Taxes are an inescapable part of life. They are perhaps the most economically consequential aspect of the relationship between individuals and their government. Understanding tax development and implementation, not to mention the political forces involved, is critical to fully appreciating and critiquing that relationship. Tax Politics and Policy offers a comprehensive survey of taxation in the United States. It explores competing theories of taxation’s role in civil society; investigates the evolution and impact of taxes on income, consumption, and assets; and highlights the role of interest groups in tax policy. This is the first book to include a separate look at "sin" taxes on tobacco, alcohol, marijuana, and sugar. The book concludes with a look at tax reform ideas, both old and new. This book is written for a broad audience—from upper-level undergraduates to graduate students in public policy, public administration, political science, economics, and related fields—and anyone else that has ever paid taxes.

Conflict, War, and Peace

An Introduction to Scientific Research

Author: Sara McLaughlin Mitchell,John A. Vasquez

Publisher: CQ Press

ISBN: 1483322106

Category: Political Science

Page: 440

View: 6220

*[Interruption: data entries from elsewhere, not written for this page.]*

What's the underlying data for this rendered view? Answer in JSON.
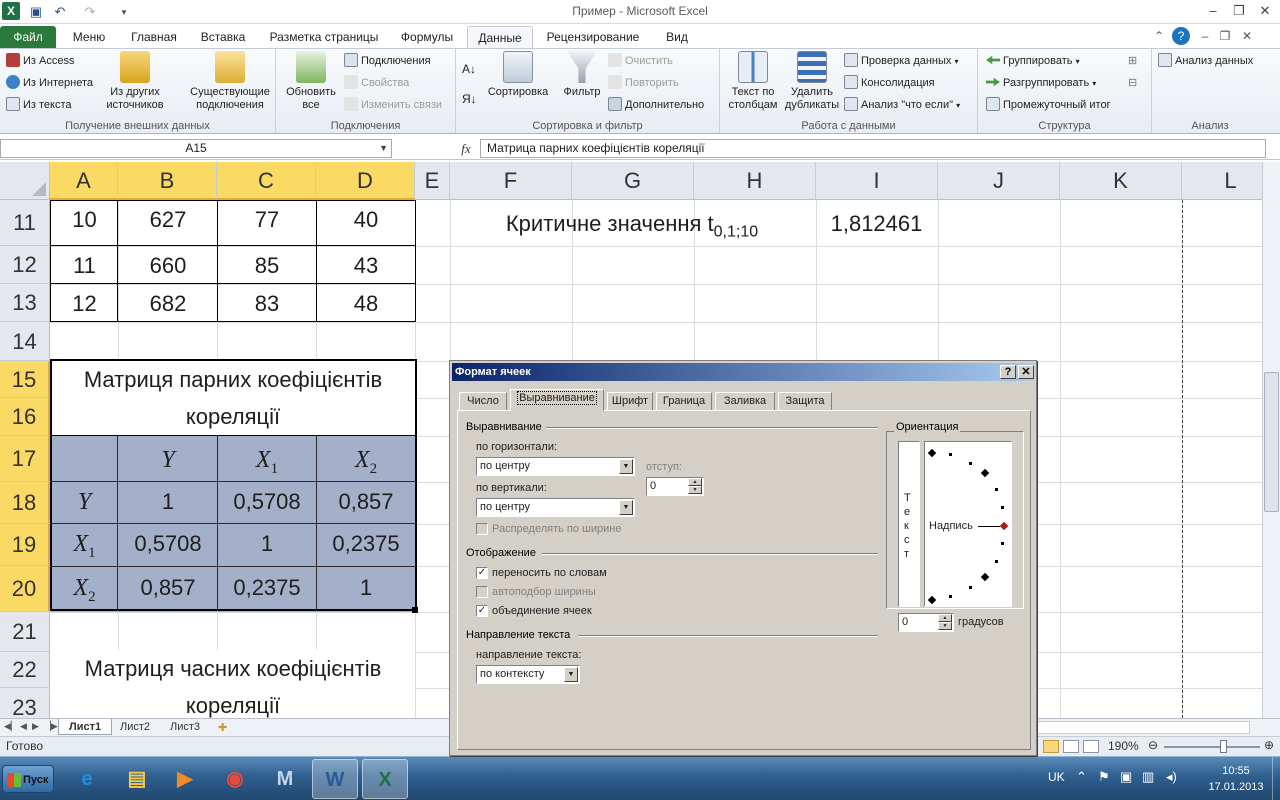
{
  "window": {
    "title": "Пример - Microsoft Excel",
    "app_icon": "X",
    "qat": {
      "save": "save-icon",
      "undo": "undo-icon",
      "redo": "redo-icon",
      "customize": "dropdown-icon"
    },
    "buttons": {
      "minimize": "–",
      "restore": "❐",
      "close": "✕"
    }
  },
  "ribbon_tabs": [
    {
      "label": "Файл"
    },
    {
      "label": "Меню"
    },
    {
      "label": "Главная"
    },
    {
      "label": "Вставка"
    },
    {
      "label": "Разметка страницы"
    },
    {
      "label": "Формулы"
    },
    {
      "label": "Данные"
    },
    {
      "label": "Рецензирование"
    },
    {
      "label": "Вид"
    }
  ],
  "ribbon": {
    "external": {
      "label": "Получение внешних данных",
      "access": "Из Access",
      "web": "Из Интернета",
      "text": "Из текста",
      "other_1": "Из других",
      "other_2": "источников",
      "existing_1": "Существующие",
      "existing_2": "подключения"
    },
    "connections": {
      "label": "Подключения",
      "refresh_1": "Обновить",
      "refresh_2": "все",
      "connections": "Подключения",
      "properties": "Свойства",
      "edit_links": "Изменить связи"
    },
    "sort": {
      "label": "Сортировка и фильтр",
      "sort": "Сортировка",
      "filter": "Фильтр",
      "clear": "Очистить",
      "reapply": "Повторить",
      "advanced": "Дополнительно"
    },
    "datatools": {
      "label": "Работа с данными",
      "t2c_1": "Текст по",
      "t2c_2": "столбцам",
      "dup_1": "Удалить",
      "dup_2": "дубликаты",
      "validation": "Проверка данных",
      "consolidate": "Консолидация",
      "whatif": "Анализ \"что если\""
    },
    "outline": {
      "label": "Структура",
      "group": "Группировать",
      "ungroup": "Разгруппировать",
      "subtotal": "Промежуточный итог"
    },
    "analysis": {
      "label": "Анализ",
      "data_analysis": "Анализ данных"
    }
  },
  "formula_bar": {
    "name_box": "A15",
    "fx": "fx",
    "formula": "Матрица парних коефіцієнтів кореляції"
  },
  "columns": [
    "A",
    "B",
    "C",
    "D",
    "E",
    "F",
    "G",
    "H",
    "I",
    "J",
    "K",
    "L"
  ],
  "rows": [
    "11",
    "12",
    "13",
    "14",
    "15",
    "16",
    "17",
    "18",
    "19",
    "20",
    "21",
    "22",
    "23"
  ],
  "sheet": {
    "data_rows": [
      [
        "10",
        "627",
        "77",
        "40"
      ],
      [
        "11",
        "660",
        "85",
        "43"
      ],
      [
        "12",
        "682",
        "83",
        "48"
      ]
    ],
    "critical_label": "Критичне значення t",
    "critical_sub": "0,1;10",
    "critical_value": "1,812461",
    "title1_line1": "Матриця парних коефіцієнтів",
    "title1_line2": "кореляції",
    "matrix_header": [
      "",
      "Y",
      "X",
      "X"
    ],
    "matrix_header_sub": [
      "",
      "",
      "1",
      "2"
    ],
    "matrix_rows": [
      {
        "label": "Y",
        "sub": "",
        "values": [
          "1",
          "0,5708",
          "0,857"
        ]
      },
      {
        "label": "X",
        "sub": "1",
        "values": [
          "0,5708",
          "1",
          "0,2375"
        ]
      },
      {
        "label": "X",
        "sub": "2",
        "values": [
          "0,857",
          "0,2375",
          "1"
        ]
      }
    ],
    "title2_line1": "Матриця часних коефіцієнтів",
    "title2_line2": "кореляції",
    "matrix_fill": "#a4b0c9"
  },
  "sheet_tabs": [
    "Лист1",
    "Лист2",
    "Лист3"
  ],
  "status": {
    "ready": "Готово",
    "zoom": "190%"
  },
  "dialog": {
    "title": "Формат ячеек",
    "tabs": [
      "Число",
      "Выравнивание",
      "Шрифт",
      "Граница",
      "Заливка",
      "Защита"
    ],
    "alignment_section": "Выравнивание",
    "horizontal_label": "по горизонтали:",
    "horizontal_value": "по центру",
    "indent_label": "отступ:",
    "indent_value": "0",
    "vertical_label": "по вертикали:",
    "vertical_value": "по центру",
    "distributed": "Распределять по ширине",
    "display_section": "Отображение",
    "wrap": "переносить по словам",
    "shrink": "автоподбор ширины",
    "merge": "объединение ячеек",
    "direction_section": "Направление текста",
    "direction_label": "направление текста:",
    "direction_value": "по контексту",
    "orientation_section": "Ориентация",
    "vertical_text": [
      "Т",
      "е",
      "к",
      "с",
      "т"
    ],
    "dial_label": "Надпись",
    "degrees_value": "0",
    "degrees_label": "градусов"
  },
  "taskbar": {
    "start": "Пуск",
    "apps": [
      "ie-icon",
      "explorer-icon",
      "media-player-icon",
      "chrome-icon",
      "m-app-icon",
      "word-icon",
      "excel-icon"
    ],
    "lang": "UK",
    "time": "10:55",
    "date": "17.01.2013"
  }
}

Introducing students to the scientific study of peace and war, Conflict, War, and Peace: An Introduction to Scientific Research, edited by Sara McLaughlin Mitchell and John A. Vasquez, provides an overview of current scholarship in this dynamic area of study. Focusing on the factors that shape relationships between countries and that make war or peace more likely, this collection of articles by top scholars explores such key topics as dangerous dyads, alliances, territorial disputes, rivalry, arms races, democracy peace, trade, international organizations, territorial peace, and nuclear weapons. Each article is followed by the editors’ commentary: a “Major Contributions” section highlights the article’s theoretical advances and relates each study to the broader literature, while a “Methodological Notes” section carefully walks students through the techniques used in the analysis. Methodological topics include research design, percentages, probabilities, odds ratios, statistical significance, levels of analysis, selection bias, logic, duration models, and game theory models.

Blown to Bits

Your Life, Liberty, and Happiness After the Digital Explosion

Author: Harold Abelson,Ken Ledeen,Harry R. Lewis

Publisher: Addison-Wesley Professional

ISBN: 0137135599

Category: Computers

Page: 366

View: 4810

Every day, billions of photographs, news stories, songs, X-rays, TV shows, phone calls, and emails are being scattered around the world as sequences of zeroes and ones: bits. We can't escape this explosion of digital information and few of us want to-the benefits are too seductive. The technology has enabled unprecedented innovation, collaboration, entertainment, and democratic participation. But the same engineering marvels are shattering centuries-old assumptions about privacy, identity, free expression, and personal control as more and more details of our lives are captured as digital data. Can you control who sees all that personal information about you? Can email be truly confidential, when nothing seems to be private? Shouldn't the Internet be censored the way radio and TV are? is it really a federal crime to download music? When you use Google or Yahoo! to search for something, how do they decide which sites to show you? Do you still have free speech in the digital world? Do you have a voice in shaping government or corporate policies about any of this? Blown to Bits offers provocative answers to these questions and tells intriguing real-life stories. This book is a wake-up call To The human consequences of the digital explosion.